Filed under: Lent Traditions,Traditions for Lent and Easter,Uncategorized — 8littlearrows @ 10:39 pm

Our "Crown of Thorns" ready for the oven

We made our crown of thorns today.¬† This is a Lenten tradition we’ve been doing for years. It’s been a great way to teach the kids the concept that our actions now, good or bad, affected Christ then.¬† We make a braided wreath out of salt dough and stick lots of toothpicks in, and then bake it.¬† Then each day of Lent, whenever a child does any type of penance/sacrifice/good deed, they get to remove a “thorn.”¬†In this way,¬†they’ve just lessened the agony of Jesus, and offered Him consolation instead.¬†The goal is to remove all the thorns by Easter, having gotten in the habit of behaving in a way that honors God, and shows His love to others. The crown of thorns becomes the centerpiece on our dinner table.

In the past, I made the wreath out of bread dough, which is nice because it rises and gets bigger, thus having room for more toothpicks for our large family.  It is also easier to get the toothpicks out. However, by the end of 40 days, it tended to get moldy and dry, and even crack in half.  So this year, I found this recipe for one made from salt dough: http://www.cuf.org/familyresources/saltdoughrecipe.asp

ready to "roll"

making "snakes"

Braiding

Putting the "thorns" in while explaining that each one is one of our sins

All my helpers

I love that my son is using a toothpick for a sword, while his sister is intently putting them into the crown. That says it all!

I also have a couple more links to share with you.¬† I received a little postcard in the mail last week advertising “Holy Heroes Lenten Adventure,” a FREE resource¬†with Lenten activities for kids.¬† You just go to the website, plug in your email, and then you’ll receive emails three times a week.¬† There are audio and video presentations, coloring pages and puzzles to print, and fun Lenten traditions.¬† I’ve been doing it with my kids these last three days and they have all seemed to enjoy it.¬† Even my “big kids” have been getting into the coloring.¬† Here’s the website.¬† Check it out: http://www.holyheroes.com/

And finally, we will be¬†doing Ann Voskamp’s “Trail to the Tree,” which is similar to the Jesse Tree, but focuses on the life of Jesus, with beautiful artwork to meditate on.¬† Ann¬†is offering this beautiful booklet, complete with ornaments, for FREE download. ¬†I have been so blessed by Ann’s words — on her blog, in her Jesse Tree book, and in her best-selling “One Thousand Gifts.”¬† I am so grateful to her.¬† Please check out the richness at http://www.aholyexperience.com/2012/02/what-lent-really-means-free-easter-devotional-book-to-make-a-jesus-easter-tree/
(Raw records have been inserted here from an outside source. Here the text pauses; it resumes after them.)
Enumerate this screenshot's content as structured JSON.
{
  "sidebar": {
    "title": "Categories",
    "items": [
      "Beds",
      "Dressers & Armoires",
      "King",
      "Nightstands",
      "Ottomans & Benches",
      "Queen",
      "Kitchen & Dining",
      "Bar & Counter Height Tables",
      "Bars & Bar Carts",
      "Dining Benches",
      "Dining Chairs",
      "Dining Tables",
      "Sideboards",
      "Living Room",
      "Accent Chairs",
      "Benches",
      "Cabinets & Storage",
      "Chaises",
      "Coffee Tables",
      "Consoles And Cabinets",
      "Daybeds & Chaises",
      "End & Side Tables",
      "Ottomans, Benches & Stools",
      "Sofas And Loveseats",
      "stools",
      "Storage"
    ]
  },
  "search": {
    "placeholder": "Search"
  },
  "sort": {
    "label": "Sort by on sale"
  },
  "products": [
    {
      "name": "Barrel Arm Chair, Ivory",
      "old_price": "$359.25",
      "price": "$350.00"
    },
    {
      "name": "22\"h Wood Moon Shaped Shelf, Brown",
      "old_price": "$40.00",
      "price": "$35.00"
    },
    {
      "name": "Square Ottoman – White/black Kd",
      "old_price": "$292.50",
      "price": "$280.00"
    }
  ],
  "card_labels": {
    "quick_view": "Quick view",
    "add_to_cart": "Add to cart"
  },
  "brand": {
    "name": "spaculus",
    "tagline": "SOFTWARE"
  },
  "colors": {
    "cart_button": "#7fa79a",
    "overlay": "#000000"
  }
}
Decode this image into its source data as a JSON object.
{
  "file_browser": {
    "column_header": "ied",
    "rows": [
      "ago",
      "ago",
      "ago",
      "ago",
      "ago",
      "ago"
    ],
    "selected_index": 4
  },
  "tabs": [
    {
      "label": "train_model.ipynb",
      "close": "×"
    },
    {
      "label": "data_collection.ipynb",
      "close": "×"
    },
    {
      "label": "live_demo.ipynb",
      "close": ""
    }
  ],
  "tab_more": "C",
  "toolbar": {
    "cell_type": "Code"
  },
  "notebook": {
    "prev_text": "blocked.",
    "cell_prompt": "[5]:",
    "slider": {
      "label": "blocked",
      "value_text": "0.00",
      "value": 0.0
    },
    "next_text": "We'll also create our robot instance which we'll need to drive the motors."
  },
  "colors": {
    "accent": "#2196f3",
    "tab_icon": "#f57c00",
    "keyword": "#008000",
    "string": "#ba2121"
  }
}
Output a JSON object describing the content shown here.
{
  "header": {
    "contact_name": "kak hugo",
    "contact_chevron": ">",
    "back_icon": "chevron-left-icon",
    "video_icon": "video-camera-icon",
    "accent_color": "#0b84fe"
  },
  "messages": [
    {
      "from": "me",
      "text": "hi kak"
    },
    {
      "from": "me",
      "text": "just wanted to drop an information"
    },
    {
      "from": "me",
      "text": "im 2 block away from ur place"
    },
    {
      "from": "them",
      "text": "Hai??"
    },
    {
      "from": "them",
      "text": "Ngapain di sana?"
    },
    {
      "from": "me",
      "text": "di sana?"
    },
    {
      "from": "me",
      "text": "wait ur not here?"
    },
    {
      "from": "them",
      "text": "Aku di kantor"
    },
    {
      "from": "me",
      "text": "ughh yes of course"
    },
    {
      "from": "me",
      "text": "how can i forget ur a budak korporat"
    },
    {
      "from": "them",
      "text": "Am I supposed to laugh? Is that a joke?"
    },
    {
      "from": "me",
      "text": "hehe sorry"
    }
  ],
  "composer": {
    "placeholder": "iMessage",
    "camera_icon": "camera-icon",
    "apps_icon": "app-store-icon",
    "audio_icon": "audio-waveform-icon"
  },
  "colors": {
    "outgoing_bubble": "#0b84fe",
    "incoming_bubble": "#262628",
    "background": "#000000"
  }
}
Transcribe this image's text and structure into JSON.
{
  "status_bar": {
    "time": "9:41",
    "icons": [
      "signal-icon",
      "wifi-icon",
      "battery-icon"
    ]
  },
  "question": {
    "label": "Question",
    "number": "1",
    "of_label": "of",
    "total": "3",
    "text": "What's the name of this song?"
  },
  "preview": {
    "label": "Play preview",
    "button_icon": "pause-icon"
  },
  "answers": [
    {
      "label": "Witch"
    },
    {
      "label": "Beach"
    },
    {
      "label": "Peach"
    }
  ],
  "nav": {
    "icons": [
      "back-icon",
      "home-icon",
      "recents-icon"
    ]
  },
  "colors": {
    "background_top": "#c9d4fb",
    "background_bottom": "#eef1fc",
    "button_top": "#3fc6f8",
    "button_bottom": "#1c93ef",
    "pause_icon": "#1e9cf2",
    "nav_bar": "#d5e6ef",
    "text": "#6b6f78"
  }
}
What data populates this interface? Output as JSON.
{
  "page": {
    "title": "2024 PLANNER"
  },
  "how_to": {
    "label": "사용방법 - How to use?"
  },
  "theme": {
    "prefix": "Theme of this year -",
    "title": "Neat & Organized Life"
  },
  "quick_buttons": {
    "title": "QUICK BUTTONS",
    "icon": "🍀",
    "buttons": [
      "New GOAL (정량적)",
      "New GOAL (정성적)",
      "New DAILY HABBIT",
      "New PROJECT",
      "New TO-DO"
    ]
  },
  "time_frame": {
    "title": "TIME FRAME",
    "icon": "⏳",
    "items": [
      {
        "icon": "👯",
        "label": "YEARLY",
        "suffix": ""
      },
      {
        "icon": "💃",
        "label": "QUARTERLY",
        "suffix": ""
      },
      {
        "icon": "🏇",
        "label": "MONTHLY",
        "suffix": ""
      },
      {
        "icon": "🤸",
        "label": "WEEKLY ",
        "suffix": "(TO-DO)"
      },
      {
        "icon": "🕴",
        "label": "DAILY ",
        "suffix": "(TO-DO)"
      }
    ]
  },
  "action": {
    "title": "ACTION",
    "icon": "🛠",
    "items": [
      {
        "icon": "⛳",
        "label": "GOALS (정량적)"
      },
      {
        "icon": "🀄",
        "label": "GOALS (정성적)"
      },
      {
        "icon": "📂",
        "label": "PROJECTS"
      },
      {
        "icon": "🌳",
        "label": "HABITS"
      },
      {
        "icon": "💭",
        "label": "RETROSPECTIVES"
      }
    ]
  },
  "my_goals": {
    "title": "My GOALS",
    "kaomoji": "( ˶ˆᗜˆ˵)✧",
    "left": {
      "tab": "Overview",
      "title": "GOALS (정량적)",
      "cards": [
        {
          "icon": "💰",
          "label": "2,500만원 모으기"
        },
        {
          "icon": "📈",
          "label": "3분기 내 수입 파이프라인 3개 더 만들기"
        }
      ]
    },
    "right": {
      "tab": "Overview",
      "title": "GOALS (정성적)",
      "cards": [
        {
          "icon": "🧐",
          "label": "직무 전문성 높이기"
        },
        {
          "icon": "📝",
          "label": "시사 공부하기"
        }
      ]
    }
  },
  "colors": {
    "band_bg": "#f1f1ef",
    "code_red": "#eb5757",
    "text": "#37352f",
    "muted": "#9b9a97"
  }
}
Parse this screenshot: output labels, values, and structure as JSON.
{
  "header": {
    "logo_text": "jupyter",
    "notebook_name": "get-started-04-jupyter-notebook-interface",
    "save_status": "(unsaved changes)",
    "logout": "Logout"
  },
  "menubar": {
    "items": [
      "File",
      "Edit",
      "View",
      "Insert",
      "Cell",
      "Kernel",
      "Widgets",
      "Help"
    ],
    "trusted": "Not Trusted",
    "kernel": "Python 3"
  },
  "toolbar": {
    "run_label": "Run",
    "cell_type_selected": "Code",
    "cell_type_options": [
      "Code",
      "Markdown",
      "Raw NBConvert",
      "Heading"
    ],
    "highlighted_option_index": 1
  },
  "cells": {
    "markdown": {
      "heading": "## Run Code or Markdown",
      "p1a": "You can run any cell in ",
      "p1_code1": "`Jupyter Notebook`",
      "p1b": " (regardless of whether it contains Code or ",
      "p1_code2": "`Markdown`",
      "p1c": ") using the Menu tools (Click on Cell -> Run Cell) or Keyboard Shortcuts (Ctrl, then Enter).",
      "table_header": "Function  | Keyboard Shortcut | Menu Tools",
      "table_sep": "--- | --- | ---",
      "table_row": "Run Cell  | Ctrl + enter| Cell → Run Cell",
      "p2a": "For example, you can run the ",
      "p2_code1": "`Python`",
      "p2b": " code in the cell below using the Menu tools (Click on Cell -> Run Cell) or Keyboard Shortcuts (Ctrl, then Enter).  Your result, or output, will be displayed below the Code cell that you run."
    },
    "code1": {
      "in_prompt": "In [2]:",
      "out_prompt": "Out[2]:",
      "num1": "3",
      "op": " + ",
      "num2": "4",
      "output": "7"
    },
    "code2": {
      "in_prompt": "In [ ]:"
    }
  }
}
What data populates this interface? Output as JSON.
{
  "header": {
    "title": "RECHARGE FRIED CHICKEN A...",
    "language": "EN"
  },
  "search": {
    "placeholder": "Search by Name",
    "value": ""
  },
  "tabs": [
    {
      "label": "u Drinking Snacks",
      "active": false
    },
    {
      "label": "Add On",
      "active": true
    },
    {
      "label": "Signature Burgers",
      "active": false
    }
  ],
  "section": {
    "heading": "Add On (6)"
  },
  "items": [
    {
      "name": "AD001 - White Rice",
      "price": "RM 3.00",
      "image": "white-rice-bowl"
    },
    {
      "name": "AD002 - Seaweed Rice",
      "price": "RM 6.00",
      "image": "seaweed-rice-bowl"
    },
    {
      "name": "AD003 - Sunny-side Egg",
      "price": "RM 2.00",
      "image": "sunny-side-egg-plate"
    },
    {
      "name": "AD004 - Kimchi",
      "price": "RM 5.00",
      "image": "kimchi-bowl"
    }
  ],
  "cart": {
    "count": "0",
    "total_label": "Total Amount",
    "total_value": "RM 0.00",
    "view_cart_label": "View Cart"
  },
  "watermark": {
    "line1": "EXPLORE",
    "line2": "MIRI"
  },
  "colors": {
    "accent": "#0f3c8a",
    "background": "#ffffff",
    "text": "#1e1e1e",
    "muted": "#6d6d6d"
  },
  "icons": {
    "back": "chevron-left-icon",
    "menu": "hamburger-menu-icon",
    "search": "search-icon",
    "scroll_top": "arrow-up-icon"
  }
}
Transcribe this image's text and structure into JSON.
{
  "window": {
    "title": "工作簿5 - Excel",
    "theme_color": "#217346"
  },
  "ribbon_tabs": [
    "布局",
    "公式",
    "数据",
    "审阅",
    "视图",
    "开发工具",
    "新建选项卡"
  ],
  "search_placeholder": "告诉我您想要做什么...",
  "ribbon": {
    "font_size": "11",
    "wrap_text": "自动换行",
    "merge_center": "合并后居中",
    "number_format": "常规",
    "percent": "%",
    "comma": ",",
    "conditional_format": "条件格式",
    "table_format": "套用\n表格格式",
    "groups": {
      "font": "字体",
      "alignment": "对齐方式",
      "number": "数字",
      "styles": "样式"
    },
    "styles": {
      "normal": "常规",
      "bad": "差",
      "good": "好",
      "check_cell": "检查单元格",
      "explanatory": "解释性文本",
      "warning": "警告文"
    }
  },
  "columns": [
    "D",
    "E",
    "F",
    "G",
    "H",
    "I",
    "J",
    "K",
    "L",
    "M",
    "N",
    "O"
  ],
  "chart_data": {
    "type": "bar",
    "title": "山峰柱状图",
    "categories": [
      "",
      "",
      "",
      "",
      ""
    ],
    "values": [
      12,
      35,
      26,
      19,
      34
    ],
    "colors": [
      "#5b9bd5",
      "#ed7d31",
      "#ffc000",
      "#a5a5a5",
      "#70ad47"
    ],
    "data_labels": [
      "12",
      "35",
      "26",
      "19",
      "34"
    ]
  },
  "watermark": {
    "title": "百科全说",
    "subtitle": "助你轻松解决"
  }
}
Stay tuned for more traditions as we get closer to Easter, like our “Lamb of God” pinata.